That finding thrust to the fore an alternative theory to explain the character of globular clusters and their spectral emissions: that M15 and other X-ray-emitting clusters contain a large number of neutron stars.
For nearly a decade, researchers studying globular clusters pinned their hopes on this long-awaited orbiting observatory.
In the images Hubble transmitted to Earth, the red giant's blinding light confounded the results, preventing scientists from determining whether an intense spike of light--the hallmark of a hidden black hole -- truly existed in the globular cluster.
While the full interpretation of Hubble's findings remains speculative, Kulkarni and other astronomers note that this new scenario dovetails with recent groundbased observations suggesting M15 and other globular clusters may possess a surprising abundance of single neutron stars and binaries.
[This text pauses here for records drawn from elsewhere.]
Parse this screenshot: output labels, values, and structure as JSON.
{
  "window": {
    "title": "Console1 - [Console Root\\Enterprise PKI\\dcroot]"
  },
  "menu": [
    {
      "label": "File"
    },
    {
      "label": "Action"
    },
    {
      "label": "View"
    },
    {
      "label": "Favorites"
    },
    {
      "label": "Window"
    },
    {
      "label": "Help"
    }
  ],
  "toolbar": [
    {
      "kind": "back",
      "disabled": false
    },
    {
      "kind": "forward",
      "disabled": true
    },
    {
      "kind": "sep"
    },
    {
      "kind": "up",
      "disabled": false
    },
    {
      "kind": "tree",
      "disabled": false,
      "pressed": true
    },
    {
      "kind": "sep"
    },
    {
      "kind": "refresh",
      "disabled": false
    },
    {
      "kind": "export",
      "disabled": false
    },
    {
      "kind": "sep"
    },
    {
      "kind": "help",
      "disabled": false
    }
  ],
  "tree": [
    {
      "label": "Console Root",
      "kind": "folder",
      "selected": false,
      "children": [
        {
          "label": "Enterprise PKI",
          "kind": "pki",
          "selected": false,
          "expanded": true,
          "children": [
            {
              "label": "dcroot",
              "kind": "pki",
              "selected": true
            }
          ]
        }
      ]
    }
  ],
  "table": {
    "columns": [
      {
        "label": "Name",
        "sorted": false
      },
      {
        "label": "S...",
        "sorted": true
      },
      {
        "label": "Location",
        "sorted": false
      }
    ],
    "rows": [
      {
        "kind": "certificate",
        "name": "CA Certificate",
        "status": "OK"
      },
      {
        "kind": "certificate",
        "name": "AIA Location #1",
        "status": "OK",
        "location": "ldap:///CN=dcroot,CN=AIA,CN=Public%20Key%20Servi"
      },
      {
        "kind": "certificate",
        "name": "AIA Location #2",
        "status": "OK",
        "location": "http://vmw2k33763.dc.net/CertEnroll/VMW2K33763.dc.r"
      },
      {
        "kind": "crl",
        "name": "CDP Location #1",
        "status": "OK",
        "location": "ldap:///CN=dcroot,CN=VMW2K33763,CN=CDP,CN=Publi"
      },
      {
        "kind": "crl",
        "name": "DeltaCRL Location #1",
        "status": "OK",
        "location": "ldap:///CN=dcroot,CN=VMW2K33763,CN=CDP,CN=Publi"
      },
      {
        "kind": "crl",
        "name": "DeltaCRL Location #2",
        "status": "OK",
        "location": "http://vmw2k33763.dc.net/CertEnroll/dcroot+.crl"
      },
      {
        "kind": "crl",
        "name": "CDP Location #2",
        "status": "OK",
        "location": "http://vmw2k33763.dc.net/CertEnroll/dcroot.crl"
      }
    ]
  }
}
Other teams, including scientists at the Parkes (Australia) Radio Observatory, have found radio pulsars in the globular clusters 47 Tucanae, M28 and M4.
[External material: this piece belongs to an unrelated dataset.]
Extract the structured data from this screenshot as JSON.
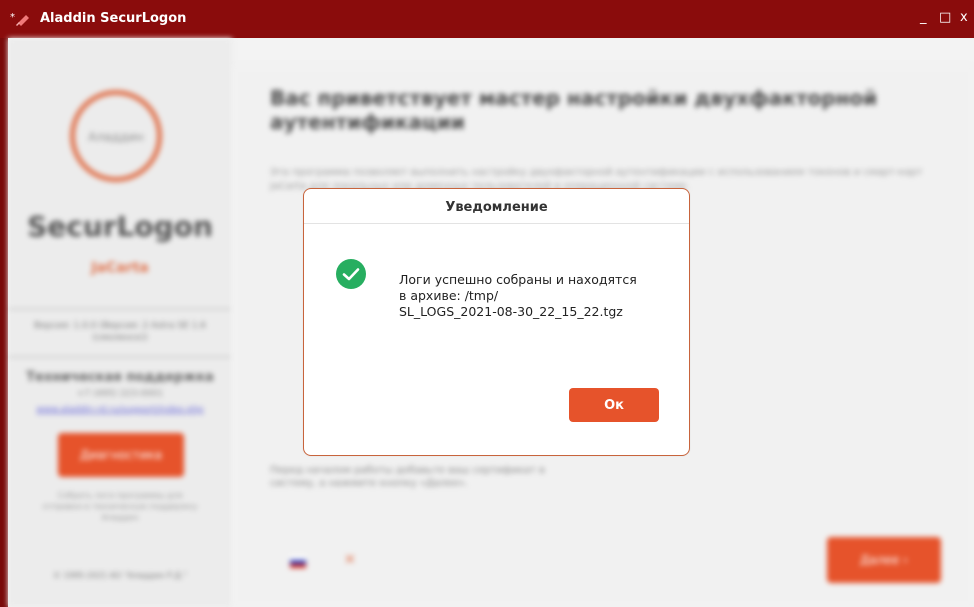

These findings strongly indicate that neutron stars -- both alone and as part of a binary star system -- play a key role in the evolution of globular clusters, say Kulkarni and other researchers.
Although large telescopes are really needed to visually saviour the beauty that fully resolved globular
clusters can give, if you are travelling south on holiday this summer even a pair of 10x50 binoculars will allow you to enjoy some of the splendour of Omega Centauri.